4. Joseph Bates (Adventist) – Joseph Bates was an American seaman and revivalist minister. He was the founder and developer of Sabbatarian Adventism, a strain of thinking that evolved into the Seventh-day Adventist Church. Bates is also credited with convincing James White and Ellen G. White of the validity of the seventh-day Sabbath, Bates was born in Rochester, Massachusetts on July 8,1792. His father, also named Joseph, was a volunteer in the Revolutionary War and his mother was the daughter of Barnabas Nye of Sandwich, in 1793, Bates family moved to the part of New Bedford, Massachusetts that would become the township of Fairhaven in 1812. In June 1807, Bates sailed as cabin boy on the new ship commanded by Elias Terry, called the Fanny and this was the commencement of Bates sailing career. In 1811, Bates was forced into servitude for the British navy, after his release he continued his career, eventually becoming captain of a ship. During one of his voyages, he read a copy of the Bible that his wife packed for him and he experienced conversion and became involved in a variety of reforms, including helping to found an early temperance society. Bates became disturbed by the way the sailors were forced to go to Anglican services, later in life he became adamant that the separation of church and he also was a strong supporter of abolition. In his everyday life as a sailor, he noticed the intemperance of the sailors, many of these problems came from poor rations, but many more were the result of overindulgence by the men. He became one of the champions of health reform, abstaining from all alcohol, tobacco, in 1839 he accepted the teachings of William Miller that Jesus was coming soon. After October 22,1844, like many other Millerites, Bates sought meaning out of the Great Disappointment, during the spring of 1845, Bates accepted the seventh-day Sabbath after reading a pamphlet by T. M. Preble. Bates soon became known as the apostle of the Sabbath and wrote several booklets on the topic, one of the first, published in 1846, was entitled The Seventh Day Sabbath, a Perpetual Sign. One of Bates most significant contributions was his ability to connect theologically the Sabbath with an understanding of the heavenly sanctuary. This apocalyptic understanding of theology would become known as the Great Controversy theme, Bates was a strong supporter of James White and the prophetic gift, which he believed was manifested in visions received by the young Ellen G. White.

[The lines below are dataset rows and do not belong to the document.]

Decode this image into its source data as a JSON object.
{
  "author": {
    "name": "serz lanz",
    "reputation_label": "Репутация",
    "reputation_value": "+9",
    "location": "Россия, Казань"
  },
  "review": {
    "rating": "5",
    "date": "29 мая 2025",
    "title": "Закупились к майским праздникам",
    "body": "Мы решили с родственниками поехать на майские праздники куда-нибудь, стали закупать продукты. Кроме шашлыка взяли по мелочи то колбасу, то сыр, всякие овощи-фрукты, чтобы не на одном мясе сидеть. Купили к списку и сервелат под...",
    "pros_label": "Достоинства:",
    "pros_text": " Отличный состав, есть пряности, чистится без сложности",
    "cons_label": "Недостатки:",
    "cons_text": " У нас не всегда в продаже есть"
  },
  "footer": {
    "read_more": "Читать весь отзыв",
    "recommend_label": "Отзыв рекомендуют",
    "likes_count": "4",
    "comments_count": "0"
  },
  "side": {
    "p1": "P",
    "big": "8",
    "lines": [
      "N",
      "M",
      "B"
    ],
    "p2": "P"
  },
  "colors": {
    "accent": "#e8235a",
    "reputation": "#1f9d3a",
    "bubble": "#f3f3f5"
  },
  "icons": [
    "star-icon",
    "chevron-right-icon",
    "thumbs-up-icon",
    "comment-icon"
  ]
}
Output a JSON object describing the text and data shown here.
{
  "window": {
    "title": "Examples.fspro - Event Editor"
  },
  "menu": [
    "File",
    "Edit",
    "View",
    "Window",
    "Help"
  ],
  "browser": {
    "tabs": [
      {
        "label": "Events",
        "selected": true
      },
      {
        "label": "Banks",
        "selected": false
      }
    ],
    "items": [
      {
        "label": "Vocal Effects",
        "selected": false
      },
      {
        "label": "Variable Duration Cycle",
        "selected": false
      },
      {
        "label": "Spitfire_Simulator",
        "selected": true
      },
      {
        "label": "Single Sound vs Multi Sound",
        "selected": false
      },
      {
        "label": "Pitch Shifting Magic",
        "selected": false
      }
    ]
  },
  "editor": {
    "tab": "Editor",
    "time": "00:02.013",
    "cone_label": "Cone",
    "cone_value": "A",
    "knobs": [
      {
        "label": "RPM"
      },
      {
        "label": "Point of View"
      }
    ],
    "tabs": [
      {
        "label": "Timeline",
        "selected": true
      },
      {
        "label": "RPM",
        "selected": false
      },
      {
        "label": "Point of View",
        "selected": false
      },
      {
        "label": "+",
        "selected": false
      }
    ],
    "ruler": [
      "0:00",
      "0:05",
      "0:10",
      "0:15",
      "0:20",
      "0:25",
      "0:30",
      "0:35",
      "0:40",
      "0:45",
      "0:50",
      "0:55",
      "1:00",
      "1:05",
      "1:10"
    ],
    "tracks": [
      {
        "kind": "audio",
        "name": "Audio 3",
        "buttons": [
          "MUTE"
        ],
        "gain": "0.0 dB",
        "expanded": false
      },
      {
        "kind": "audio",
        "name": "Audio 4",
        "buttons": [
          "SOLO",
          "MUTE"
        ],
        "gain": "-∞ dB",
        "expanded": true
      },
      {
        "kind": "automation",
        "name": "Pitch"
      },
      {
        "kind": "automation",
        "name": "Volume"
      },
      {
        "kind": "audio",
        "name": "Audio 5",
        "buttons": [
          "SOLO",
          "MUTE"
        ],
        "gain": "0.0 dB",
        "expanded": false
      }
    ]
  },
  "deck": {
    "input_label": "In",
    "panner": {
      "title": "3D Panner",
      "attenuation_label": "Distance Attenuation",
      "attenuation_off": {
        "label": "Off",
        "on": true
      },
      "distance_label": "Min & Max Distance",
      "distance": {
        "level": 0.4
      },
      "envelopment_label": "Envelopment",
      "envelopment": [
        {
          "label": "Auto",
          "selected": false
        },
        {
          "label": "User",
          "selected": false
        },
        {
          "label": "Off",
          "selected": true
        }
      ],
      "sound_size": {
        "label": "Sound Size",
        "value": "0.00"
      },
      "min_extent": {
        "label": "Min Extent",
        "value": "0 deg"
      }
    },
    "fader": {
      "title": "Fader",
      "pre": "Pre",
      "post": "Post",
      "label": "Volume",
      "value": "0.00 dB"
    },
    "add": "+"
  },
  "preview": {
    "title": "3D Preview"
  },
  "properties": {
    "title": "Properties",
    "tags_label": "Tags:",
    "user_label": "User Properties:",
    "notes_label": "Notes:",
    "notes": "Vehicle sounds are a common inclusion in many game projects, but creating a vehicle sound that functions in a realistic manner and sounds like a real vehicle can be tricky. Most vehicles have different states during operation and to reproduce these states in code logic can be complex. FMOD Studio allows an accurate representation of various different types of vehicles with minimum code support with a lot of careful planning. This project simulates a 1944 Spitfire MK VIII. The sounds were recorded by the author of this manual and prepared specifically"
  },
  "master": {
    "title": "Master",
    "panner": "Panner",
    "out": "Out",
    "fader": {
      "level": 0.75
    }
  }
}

He contributed to publications such as A Word to the Little Flock. Bates was active with the Whites in participating in a series of Bible Conferences held in 1848 to 1850 that have known as the Sabbath. During the 1850s Bates supported the development of formal church organization that culminated in 1863 with the formation of the Seventh-day Adventist Church. Joseph Bates died on March 19,1872 in Battle Creek and he is buried in Poplar Hill Cemetery in Monterey, Michigan